Lesson Plans - Middle School

Democracy cannot succeed unless those who express their choice are prepared to choose wisely. The real safeguard of democracy, therefore, is education.
— Franklin Roosevelt

Rationale:
The purpose of this lesson is to help the classroom community develop a safe, productive
environment to support the learning and sharing of ideas that will take place throughout
the unit. Prior to exploring the historical case study of this unit—the collapse of democracy
in Germany and the steps leading up to the Holocaust—it is important that students
and teachers spend some time reviewing class norms. Throughout this unit, students will
be talking about how sensitive topics, such as prejudice and discrimination, have
impacted historical events and students’ own lives. Other teachers have found
that establishing and nurturing classroom norms of respect and openmindness is one way
to help students have productive, safe conversations about these concepts.

LEARNING GOALS
The purpose of this lesson is to help students:
• Reflect on this guiding question:
•What do we need to happen in this class to make it a place where we feel comfortable
sharing our ideas and asking questions?
• Practice these interdisciplinary skills:
• Expressing ideas in writing, especially in a journal
•Developing new vocabulary
•Working with others to reach consensus
• Deepen understanding of these key terms:
• Facing History and Ourselves
• Expectations/norms/rules
•Contract
•Consequences

Letter to students
Dear students,
Welcome to the unit Decision-Making in Times of Injustice: A Unit to Supplement Facing History and
Ourselves: Holocaust and Human Behavior. You are about to join a community of thousands of students
from around the world who have explored the same questions you are about to explore—questions such
as: Who am I? What shapes my identity?
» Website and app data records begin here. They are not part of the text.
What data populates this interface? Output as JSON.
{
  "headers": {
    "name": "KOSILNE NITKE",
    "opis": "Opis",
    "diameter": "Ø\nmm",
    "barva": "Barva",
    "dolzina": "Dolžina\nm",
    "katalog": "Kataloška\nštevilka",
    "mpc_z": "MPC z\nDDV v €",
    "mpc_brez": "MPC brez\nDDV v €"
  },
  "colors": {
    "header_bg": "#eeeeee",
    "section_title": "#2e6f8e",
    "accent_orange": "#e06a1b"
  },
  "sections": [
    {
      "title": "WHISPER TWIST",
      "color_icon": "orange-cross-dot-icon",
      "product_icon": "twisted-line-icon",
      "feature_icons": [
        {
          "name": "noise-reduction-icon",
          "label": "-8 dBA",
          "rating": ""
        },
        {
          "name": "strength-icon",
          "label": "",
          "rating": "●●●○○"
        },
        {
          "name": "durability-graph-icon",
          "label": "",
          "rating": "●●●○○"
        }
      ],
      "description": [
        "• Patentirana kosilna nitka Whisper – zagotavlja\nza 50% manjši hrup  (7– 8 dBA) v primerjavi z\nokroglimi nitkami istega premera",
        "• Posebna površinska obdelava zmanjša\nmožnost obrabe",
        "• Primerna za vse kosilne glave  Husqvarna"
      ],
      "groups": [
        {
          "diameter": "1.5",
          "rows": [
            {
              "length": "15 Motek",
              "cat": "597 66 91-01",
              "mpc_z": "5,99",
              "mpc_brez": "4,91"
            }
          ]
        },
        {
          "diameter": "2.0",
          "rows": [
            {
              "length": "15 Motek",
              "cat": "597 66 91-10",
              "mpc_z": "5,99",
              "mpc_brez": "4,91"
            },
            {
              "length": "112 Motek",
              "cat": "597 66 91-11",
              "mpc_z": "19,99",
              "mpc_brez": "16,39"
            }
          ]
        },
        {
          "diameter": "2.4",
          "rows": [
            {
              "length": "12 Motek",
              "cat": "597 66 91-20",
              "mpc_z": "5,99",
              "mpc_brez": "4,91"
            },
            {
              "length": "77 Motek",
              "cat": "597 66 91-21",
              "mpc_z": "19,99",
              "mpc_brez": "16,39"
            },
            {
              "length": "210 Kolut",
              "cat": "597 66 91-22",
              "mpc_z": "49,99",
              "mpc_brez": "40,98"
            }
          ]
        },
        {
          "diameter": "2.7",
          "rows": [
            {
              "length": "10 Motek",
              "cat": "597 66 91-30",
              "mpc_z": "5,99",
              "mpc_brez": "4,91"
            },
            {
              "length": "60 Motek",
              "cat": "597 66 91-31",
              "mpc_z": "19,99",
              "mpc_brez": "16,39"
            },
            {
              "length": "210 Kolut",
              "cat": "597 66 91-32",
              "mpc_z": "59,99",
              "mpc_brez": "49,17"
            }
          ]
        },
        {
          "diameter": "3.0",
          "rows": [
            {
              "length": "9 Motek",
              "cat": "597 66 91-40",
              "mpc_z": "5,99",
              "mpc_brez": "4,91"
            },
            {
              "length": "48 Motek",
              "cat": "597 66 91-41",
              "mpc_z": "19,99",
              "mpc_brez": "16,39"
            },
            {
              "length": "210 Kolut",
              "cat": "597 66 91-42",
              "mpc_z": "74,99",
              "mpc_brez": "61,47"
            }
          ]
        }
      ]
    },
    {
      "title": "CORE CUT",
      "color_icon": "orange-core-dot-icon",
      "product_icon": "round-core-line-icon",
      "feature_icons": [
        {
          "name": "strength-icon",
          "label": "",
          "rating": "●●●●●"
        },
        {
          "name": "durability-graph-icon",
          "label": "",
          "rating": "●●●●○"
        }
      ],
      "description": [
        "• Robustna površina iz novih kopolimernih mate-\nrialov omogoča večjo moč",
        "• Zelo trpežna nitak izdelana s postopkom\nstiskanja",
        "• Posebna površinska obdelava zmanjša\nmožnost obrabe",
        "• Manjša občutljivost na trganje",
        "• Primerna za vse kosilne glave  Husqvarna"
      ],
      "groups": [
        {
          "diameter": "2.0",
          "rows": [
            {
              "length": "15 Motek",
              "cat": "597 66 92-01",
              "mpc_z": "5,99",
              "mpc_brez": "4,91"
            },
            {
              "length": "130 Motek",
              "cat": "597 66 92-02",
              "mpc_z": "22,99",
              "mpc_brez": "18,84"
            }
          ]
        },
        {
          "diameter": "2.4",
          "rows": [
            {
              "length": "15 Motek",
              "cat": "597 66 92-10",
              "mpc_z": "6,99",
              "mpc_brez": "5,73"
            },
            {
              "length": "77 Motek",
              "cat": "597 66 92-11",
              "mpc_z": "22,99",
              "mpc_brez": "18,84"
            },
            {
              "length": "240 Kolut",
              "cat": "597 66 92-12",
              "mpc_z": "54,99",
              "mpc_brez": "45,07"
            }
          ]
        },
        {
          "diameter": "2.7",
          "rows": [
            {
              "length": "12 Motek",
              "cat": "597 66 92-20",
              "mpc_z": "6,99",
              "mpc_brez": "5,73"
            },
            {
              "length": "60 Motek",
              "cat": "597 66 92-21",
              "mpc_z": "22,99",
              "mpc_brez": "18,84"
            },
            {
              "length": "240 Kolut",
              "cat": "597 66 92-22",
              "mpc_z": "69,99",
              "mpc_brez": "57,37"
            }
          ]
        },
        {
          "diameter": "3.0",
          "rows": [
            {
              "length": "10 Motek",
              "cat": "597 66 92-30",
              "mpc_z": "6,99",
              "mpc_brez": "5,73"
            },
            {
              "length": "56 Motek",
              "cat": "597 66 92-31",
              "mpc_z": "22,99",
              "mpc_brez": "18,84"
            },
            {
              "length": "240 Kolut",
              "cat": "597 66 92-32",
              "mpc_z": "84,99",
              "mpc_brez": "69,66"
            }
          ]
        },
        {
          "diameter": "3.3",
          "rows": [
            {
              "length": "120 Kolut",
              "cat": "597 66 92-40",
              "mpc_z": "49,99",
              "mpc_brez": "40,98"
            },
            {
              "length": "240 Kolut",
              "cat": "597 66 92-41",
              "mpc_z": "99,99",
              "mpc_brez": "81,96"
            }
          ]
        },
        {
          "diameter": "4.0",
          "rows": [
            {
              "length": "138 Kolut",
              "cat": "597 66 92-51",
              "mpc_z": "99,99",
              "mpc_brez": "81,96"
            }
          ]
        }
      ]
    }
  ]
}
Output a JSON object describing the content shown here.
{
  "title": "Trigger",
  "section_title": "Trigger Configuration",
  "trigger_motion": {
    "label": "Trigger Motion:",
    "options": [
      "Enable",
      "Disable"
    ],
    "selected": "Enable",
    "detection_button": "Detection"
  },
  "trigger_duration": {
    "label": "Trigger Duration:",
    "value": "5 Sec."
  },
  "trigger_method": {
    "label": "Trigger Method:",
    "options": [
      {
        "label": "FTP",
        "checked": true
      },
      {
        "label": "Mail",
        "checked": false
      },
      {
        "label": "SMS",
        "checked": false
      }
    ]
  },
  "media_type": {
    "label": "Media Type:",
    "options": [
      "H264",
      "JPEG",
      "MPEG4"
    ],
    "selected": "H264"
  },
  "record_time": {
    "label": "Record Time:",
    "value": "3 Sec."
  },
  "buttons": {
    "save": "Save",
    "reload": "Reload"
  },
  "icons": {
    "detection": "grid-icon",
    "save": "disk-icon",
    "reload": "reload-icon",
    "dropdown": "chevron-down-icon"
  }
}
Why do people form groups? What does it mean to belong?
What happens when people are excluded from membership?

After taking part in a unit similar to the one you are about to study, one student said, “I’ve had 13 math
classes, 20 English classes, 6 or 7 science classes, art, P.E., Spanish . . . but in all the time I’ve been in
school, I’ve had only class about being more human.” In the next few weeks, you will be learning a lot
about the choices made by people living in Germany before and during the Holocaust, a tragic event in
which millions of children, women, and men were murdered. At the same time, you will also be learning
about yourselves and the world around you. That is why we call this unit Facing History and Ourselves:
Holocaust and Human Behavior. Another former Facing History student explains, “When I took the
Facing History course back in 8th grade, it helped me understand that history was a part of me and that
I was a part of history. If I understood why people made the choices they did, I could better understand
how I make choices and hopefully make the right ones.”

This unit may be different than others you have experienced. In this unit, you will be asked to share
your own ideas and questions—in discussions and through writing in a journal. You will be asked to listen
carefully to the voices of others—of people in your classroom community as well as the voices of
people in the history you are studying. In this unit, you may hear things that spark powerful emotions,
such as anger or sadness. You will be asked to use both your head and your heart to make sense of the
choices people have made in the past, and the choices people continue to make today.

At Facing History, we like to think of a unit as a journey. When taking this journey, you need to bring
your journals, curiosity, an open mind, and a willingness to share. As you embark on this journey with
the students and teacher in your classroom, it is important for you to support each other along the way
so that everyone can do his/her best learning. We wish you a meaningful journey where you learn about
the past and the present, about yourself and about others. You may even find that you have changed as a
result of this experience. Actor Matt Damon, a student of Facing History just like you, said, “I owe so
much to this curriculum. So much of who I am comes out of this experience and this particular time in
my life.”

Thank you for participating in this journey with us,
Margot Stern Strom, Executive Director and Founder, Facing History and Ourselves
Rachel Shankman, Director, Memphis Office of Facing History and Ourselves

Lesson plans attached below

Č
Ċ
ď
Lorrie Applebey,
Feb 27, 2012, 9:41 AM
Ċ
ď
Lorrie Applebey,
Feb 27, 2012, 9:40 AM
Ċ
ď
Lorrie Applebey,
Feb 19, 2012, 10:30 AM
Comments